Labour’s suggestion that the Bank of England sets a ‘ceiling’ misses the point
For the last couple of years housing has been awash with policy ideas from both sides of the House of Commons chamber. One that stood out recently was Labour’s proposal that the Bank of England should extend its remit to target house price inflation, in addition to its 2% target for general consumer price inflation.
On the surface, you can see why the proposal appeals to potential new homebuyers given concerns over rising house prices, especially in London and the South-east, or how it would reduce investor demand. The tool for this, however, wouldn’t be interest rates, but by introducing restrictions on mortgage lending – the key enabler of demand for house purchases – through other routes such as limits on loan-to-value or loan-to-income ratios.
In the UK, we’ve already had some prudential measures on lending introduced under the Mortgage Market Review in 2014. This came in the form of clampdowns on interest-only mortgages and more stringent affordability checks, followed by the Bank of England allowing only 15% of new mortgages to be at multiples higher than 4.5 times a borrower’s income. Perhaps predictably, house price growth did not slow in subsequent years, but accelerated above wage growth and general inflation and took average house prices above pre-recession peaks in most regions of the country.
Property transactions have also remained static and are almost a third below pre-recession levels. Similar lending controls introduced in Canada and Ireland in recent years have resulted in a mild slowing in house price inflation, but this was also accompanied by reduced transactions volumes. It also limited the ability for first-time buyers to access mortgage finance – the demographic that price-cooling measures were intended to help in the first place. For most in UK housing, the main flaw in this policy should be clear: central banks have no control over housing supply.
For most in UK housing, the main flaw in this policy should be clear: central banks have no control over housing supply

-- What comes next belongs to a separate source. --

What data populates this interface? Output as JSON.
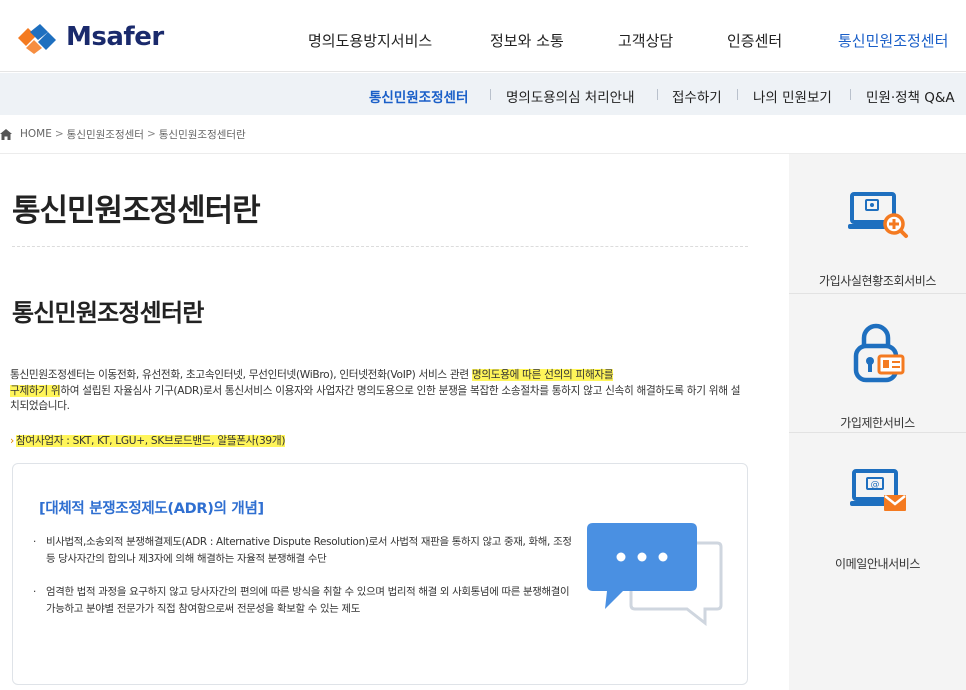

The private sector builds around 80% of new homes in Great Britain and house price growth and effective demand are key to housebuilding activity. Looking through the largest housebuilders’ annual reports, the availability of mortgages is highlighted as one of the key determinants of sales and activity, with Persimmon flagging any restrictions on lending as a “high risk to future output” and Barratt labelling it a “critical input”. The conclusion follows that curbing mortgages curbs housing market activity, and, therefore, limits the intended effect on house prices.
There’s also the regional story to consider. At any point in time, different areas of the country will be experiencing different housing market conditions. Take the current contrast between falling house prices in London and 5% growth in Greater Manchester, or the oil-related swings in Aberdeen’s property prices and a policy targeting a nationwide rate of house price inflation looks impossible to implement.
Moving away from the reliance on the price and margin-driven model of private housebuilders in the UK is crucial
Moving away from the reliance on the price and margin-driven model of private housebuilders in the UK is crucial. Whether this is through increased investment in local authorities’ depleted planning departments, implementing models used by other countries on zoning land for rental, low-cost or social housing tenures, or increasing the role of publicly-funded housing construction, it’s clear that influencing the supply of new housing is a matter firmly in the government’s domain.
Given the multitude of factors at play in housing, it makes a house price target appear even less achievable and sounds the alarm of populism over practicality.
Rebecca Larkin is Senior Economist at the Construction Products Association